This weekend, I decided to check out another library on the fashionable west side, the Meadowridge branch. Once again, I took my bike with me, and while my original plan was to take the bus all the way to the library, I realized when I reached the corner of Odana and Whitney that I could get off there and just ride straight down Whitney to the library. Which is what I did, after taking some time to walk through Westgate Mall, which if not exactly a Dead Mall is certainly not very healthy. I think at least half of the storefronts were vacant. The ride to the library was unexceptional, as was the Meadowridge branch itself. It's the smallest of the libraries I've visited, and it felt kind of cramped.

After finishing up there, I grabbed a sandwich at a nearby Pizza Extreme and rode down Raymond and up McKenna (literally up, though it was a more modest hill than the one I'd encountered two weeks earlier) to Elver Park. I was under the impression before I got there I'd not been there before, but once I arrived I realized that my sister had shown it to me several weeks before when we were driving around killing time before a lunch date with some friends from college. On that occasion, though, we'd not gotten out of the car, just driven through the parking lot, so this was a more substantive visit.

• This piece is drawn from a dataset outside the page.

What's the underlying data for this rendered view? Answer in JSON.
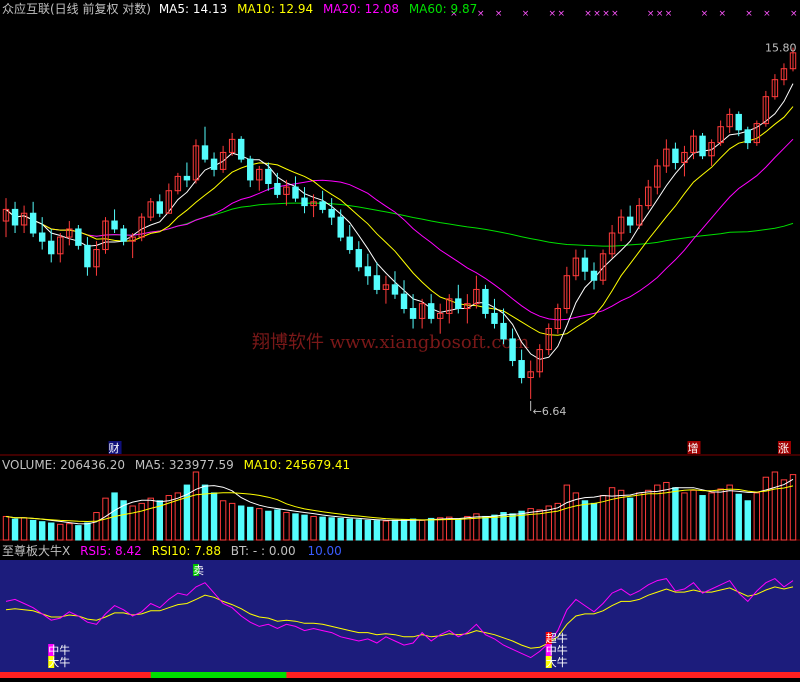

Elver Park is home to a disc golf course, and after I finished my sandwich and my book (Secret Identity: The Fetish Art of Superman's Co-Creator Joe Shuster by Craig Yoe) I decided to kill time waiting for the bus home by walking around the course. Which would have been a great idea had I not gotten lost. I noticed at one point that I had somehow switched directions, so I was walking the course backwards, from pin to tee instead of the other way around, and I eventually came back to a hole I'd been to before, easily recognizable for being at the bottom of a very steep hill, and encountered a foursome I'd seen earlier. They pointed me in the right direction, and I tagged along with them for one hole, then forged ahead, hopping from group to group but being careful to go from tee to pin. And it was working! I passed a couple of holes I'd not seen before. Then, suddenly, I found myself at the top of the hill at the bottom of which I had embarked on my new strategy for finding my way out of the course. What!

So I gave up. I knew that at the bottom of the hill, there was a little path leading out of the park, so I availed myself of the opportunity to escape the maze. I didn't know where I was, but I figured I had a better chance of finding my way back to my bike via a paved road than a path through the woods I'd already proved myself incapable of navigating. I was soon able to ascertain that I was back on Raymond, on the other side of McKenna, which means I had escaped the course at the point where I was as far away from where I wanted to be as I possibly could have been. Whee. But I did make it back to my bike, just in time to see the foursome who had tried to help me earlier emerge from the woods. Obviously, I should have just stuck with them, but my way didn't take any less time, so it worked out OK.

Next week: Monroe Street! Or possibly South Madison. I think those are the only two I have left. Whatever, I'll figure it out next Friday night.

(Oh, and in case you were wondering about the Saturday I didn't mention, I didn't go to a library that weekend. Instead, I went to my nephew's soccer game—on a very cold, very windy, and slightly rainy morning, thank you very much—and then went down to Illinois with him and my sister to take my grandmother out for a Mothers' Day lunch.)
Tags: excursions, libraries, wisconsin: madison

  • Post a new comment


    default userpic

    Your reply will be screened

    Your IP address will be recorded 

    When you submit the form an invisible reCAPTCHA check will be performed.
    You must follow the Privacy Policy and Google Terms of use.